Despite the trend to prohibit smoking in enclosed spaces, including cars, where children remain vulnerable, such smoke-free measures often face opposition from those who express concern about privacy and enforcement issues. Proponents of these laws point out the compelling scientific evidence for protecting children from secondhand smoke. They explain that there is no constitutional right to smoke, and that a smoke-free vehicle law does not violate any fundamental privacy right. They also emphasize that the purpose of smoke-free car laws, like child safety seat belt laws, is to protect the health and safety of children, and that these laws are typically enforced in similar ways.
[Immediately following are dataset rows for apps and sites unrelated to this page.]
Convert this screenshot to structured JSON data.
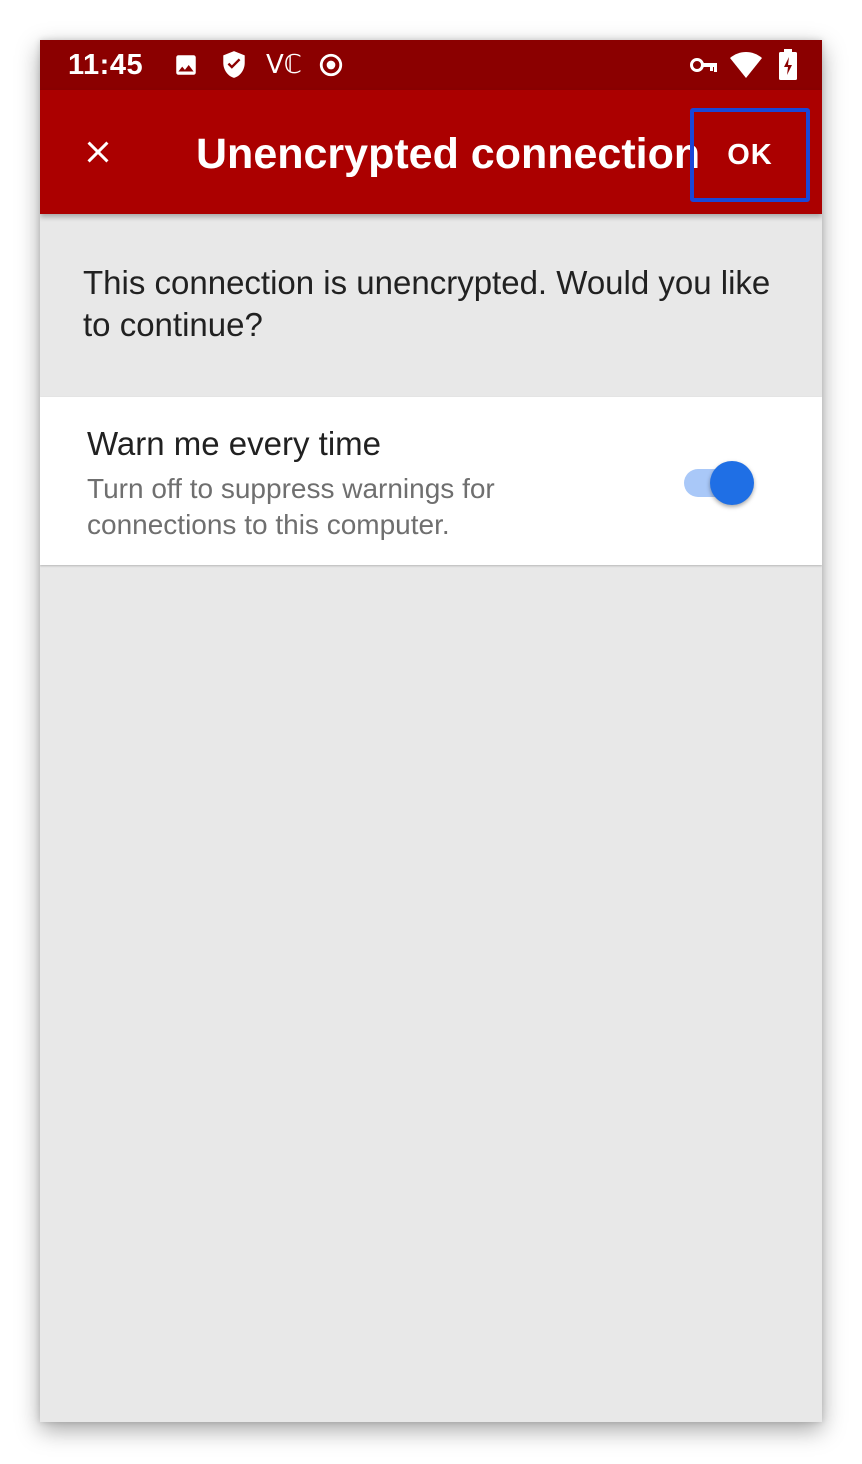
{
  "status_bar": {
    "time": "11:45",
    "vpn_text": "Vℂ",
    "icons": [
      "image-icon",
      "shield-check-icon",
      "volte-icon",
      "record-icon",
      "vpn-key-icon",
      "wifi-icon",
      "battery-charging-icon"
    ]
  },
  "app_bar": {
    "close_icon": "close-icon",
    "title": "Unencrypted connection",
    "ok_label": "OK"
  },
  "message": "This connection is unencrypted. Would you like to continue?",
  "setting": {
    "title": "Warn me every time",
    "summary": "Turn off to suppress warnings for connections to this computer.",
    "enabled": true
  },
  "colors": {
    "status_bar": "#8b0000",
    "app_bar": "#ab0000",
    "background": "#e8e8e8",
    "switch_thumb": "#1f6fe5",
    "switch_track": "#a9c8f8",
    "highlight_box": "#1a47d8"
  }
}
Select Legislation

  • Cal. Health & Safety Code § 118947, prohibits smoking in a moving or parked vehicle when a child younger than 18 is present
  • Me. Rev. Stat. Ann. 22 § 1549, prohibits smoking in vehicles when a child younger than 16 is present
  • Other sample state legislation: Arkansas, Louisiana, Puerto Rico
  • Sample local ordinances: Bangor, ME; Rockland County, NY; Keyport, NJ; West Long Branch, NJ
  • Sample laws that ban smoking in vehicles transporting foster children: Arizona, Maine, New Jersey, Oregon, Texas, Vermont, Washington
  • Laws Banning Smoking in Vehicles Carrying Children – International Overview, Canadian Cancer Society (8/31/11). List of jurisdictions that prohibit smoking in vehicles, including the age of the child and the date the law was passed and went into effect.


Public Transportation

“Public transit” or “mass transportation” typically covers public buses, passenger railways, light rail lines, and other common carriers, as well as publicly owned taxicabs, limousines, boats, vans, trucks and other vehicles that carry members of the general public for public purposes. Federal transportation laws prohibit smoking on vehicles such as interstate buses, while state and local laws regulate smoking on mass transit vehicles within their jurisdictions. Mass transit passenger railroads have their own smoking policies.

Note: The federal government prohibits smoking on all U.S. airline flights arriving in or departing from the United States. 49 U.S.C. § 41706(a); 14 C.F.R. § 252.3.


Select Legislation

Federal laws

  • The U.S. Department of Transportation prohibits smoking on all buses transporting passengers in interstate service, with the exception of charter carriers. Violators are subject to a penalty of $550. 49 C.F. R. § 374.201.

Select state laws and provisions

  • Minnesota’s Clean Indoor Air Act prohibits smoking on public transportation, which includes light and commuter rail transit; buses; enclosed bus and transit stops; taxis, vans, limousines, and other for-hire vehicles other than those operated by the lessee; and ticketing, boarding, and waiting areas in public transportation terminals.

Select policies

  • National Railroad Passenger Corporation (Amtrak). All Amtrak trains, Thruway buses and stations are non-smoking, with exception of the Auto Train, where passengers may smoke in a designated, enclosed smoking room located on the lower level of the Lounge Car. State or local laws may prohibit smoking on station platforms.


External Resources

Employees and Smoke-free Cars

Children and Smoke-free Cars